Many campaigns, such as the ones that Coveyou has engaged with, involve funding a product that can be sold. But crowdfunding has also become a valuable financial tool to help provide services and help tackle serious global issues.
One nonprofit using crowdfunding as a tool is I Can Win, which is working to provide experimental drug treatments to patients who need them. The nonprofit is launching its crowdfunding campaign on June 28 and hopes to raise $200,000 in 60 days in order to provide experimental drug treatments to those in less developed parts of the world.
The idea for this campaign hasn’t come up suddenly; for the past year, the organization has been lining up potential donors, or what they refer to as allies, for the campaign. Anyone who donates at least $20 to the campaign will receive a bumper sticker and $200-plus donors will receive a documentary on experimental treatments taking place in developing nations.
“A lot of people fall through the cracks — there are a lot of cases where patients who are suffering don’t have any medical options,” said Tomas Hode, the founder of I Can Win and CEO of the St. Louis-based biotech startup Immunophotonics. “And there are technologies out there that could potentially help them.

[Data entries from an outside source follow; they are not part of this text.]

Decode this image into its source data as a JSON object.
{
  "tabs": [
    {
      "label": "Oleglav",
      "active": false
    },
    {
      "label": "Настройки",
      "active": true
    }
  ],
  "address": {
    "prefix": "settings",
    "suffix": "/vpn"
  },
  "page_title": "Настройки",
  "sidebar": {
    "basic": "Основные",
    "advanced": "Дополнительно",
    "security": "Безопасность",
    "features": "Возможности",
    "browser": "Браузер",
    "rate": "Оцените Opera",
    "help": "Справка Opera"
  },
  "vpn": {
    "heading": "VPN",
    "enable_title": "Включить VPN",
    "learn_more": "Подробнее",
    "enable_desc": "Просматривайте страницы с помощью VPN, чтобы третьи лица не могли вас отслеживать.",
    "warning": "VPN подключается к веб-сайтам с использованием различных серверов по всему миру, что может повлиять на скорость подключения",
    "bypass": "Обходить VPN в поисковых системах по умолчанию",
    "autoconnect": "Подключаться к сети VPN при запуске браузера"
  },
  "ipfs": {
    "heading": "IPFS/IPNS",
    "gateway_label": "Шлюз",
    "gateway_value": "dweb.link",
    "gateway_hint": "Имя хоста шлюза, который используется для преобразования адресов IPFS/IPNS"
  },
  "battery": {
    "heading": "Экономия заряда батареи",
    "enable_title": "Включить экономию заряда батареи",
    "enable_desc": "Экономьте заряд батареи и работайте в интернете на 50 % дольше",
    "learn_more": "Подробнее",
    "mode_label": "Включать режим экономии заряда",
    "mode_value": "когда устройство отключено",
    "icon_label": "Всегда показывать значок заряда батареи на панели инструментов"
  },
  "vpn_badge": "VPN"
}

I Can Win works with drug companies to try to get them to donate drugs that can make a difference in these people’s lives.”
But hopefully, the most important reason that people donate is to be part of a cause much larger than themselves.
“Of course, these are experimental drugs, so we don’t know if they’ll work,” Hode said. “But with the help of lots of people, we can continue the work of providing hope.”